According to court papers, Serakala, who was employed as a forklift driver by DHL, was involved in an accident while performing his duties in December 2013/January 2014.
“Whilst packing pallets of Handy Andy at work, a bottle dislodged and fell on him. The Handy Andy sprayed in his eyes. He reported the incident to his supervisor and thereafter consulted with his private doctor,” reads the court judgment.
The company also referred the man to its own doctor, who recommended that he be seen by a specialist. The doctor also said Serakala was only fit for general work, but should not work on heights until his vision was corrected. He was also restricted from driving any moving vehicle.
He got prescription glasses and resumed his normal duties, but after this he was involved in several accidents while driving a forklift.
He attributed his poor eyesight to the Handy Andy that got into his eyes.
The company submitted a detailed account of the accidents to the court.
“On 11 April, the applicant was involved in an accident whilst driving a reach truck [forklift]. He tried to apply the brakes, but the machine did not stop and eventually crashed against the barrier of the front door and damaged the door.”
In August of the same year, he was involved in another accident, but there were no injuries or damages to the equipment. In that same month there was another accident during which some stock was damaged.
In September, the company called a hearing to investigate the extent of his incapacity.

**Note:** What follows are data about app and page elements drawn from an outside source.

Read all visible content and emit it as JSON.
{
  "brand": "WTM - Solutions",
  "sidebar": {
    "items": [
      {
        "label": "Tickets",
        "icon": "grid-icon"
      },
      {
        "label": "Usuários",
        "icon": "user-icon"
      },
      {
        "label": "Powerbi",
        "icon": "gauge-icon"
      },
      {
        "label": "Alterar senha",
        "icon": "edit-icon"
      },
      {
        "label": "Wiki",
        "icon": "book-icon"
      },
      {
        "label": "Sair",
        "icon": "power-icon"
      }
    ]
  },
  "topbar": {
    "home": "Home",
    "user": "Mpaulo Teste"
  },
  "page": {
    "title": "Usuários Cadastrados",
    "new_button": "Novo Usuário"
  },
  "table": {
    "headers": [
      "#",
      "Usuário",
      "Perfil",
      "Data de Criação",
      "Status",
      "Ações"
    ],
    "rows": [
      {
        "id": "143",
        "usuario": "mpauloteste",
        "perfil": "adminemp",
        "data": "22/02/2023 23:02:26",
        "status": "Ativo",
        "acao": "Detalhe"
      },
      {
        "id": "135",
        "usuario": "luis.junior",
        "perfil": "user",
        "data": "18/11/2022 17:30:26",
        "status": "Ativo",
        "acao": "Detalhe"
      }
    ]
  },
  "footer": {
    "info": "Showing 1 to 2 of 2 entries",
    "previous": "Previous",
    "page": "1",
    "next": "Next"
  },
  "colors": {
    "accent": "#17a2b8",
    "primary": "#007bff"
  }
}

It requested his detailed medical report, which he was unable to produce. In his response, he said he was unable to get the report from the doctor, as it had been six months since he had consulted the doctor.
Another hearing was held in October, and he was dismissed for reasons related to incapacity. He appealed but was unsuccessful.
He approached the CCMA and lost, and then turned to the Labour Court.
The court ruled that he be reinstated and also be paid back his salary from the date he was dismissed.
The court, in its ruling, lambasted the CCMA for not allowing Serakala an opportunity to tell his full story before making its decision.
“For the reasons already set out above, it is my finding that the applicant’s dismissal was both substantively and procedurally unfair,” reads the judgment.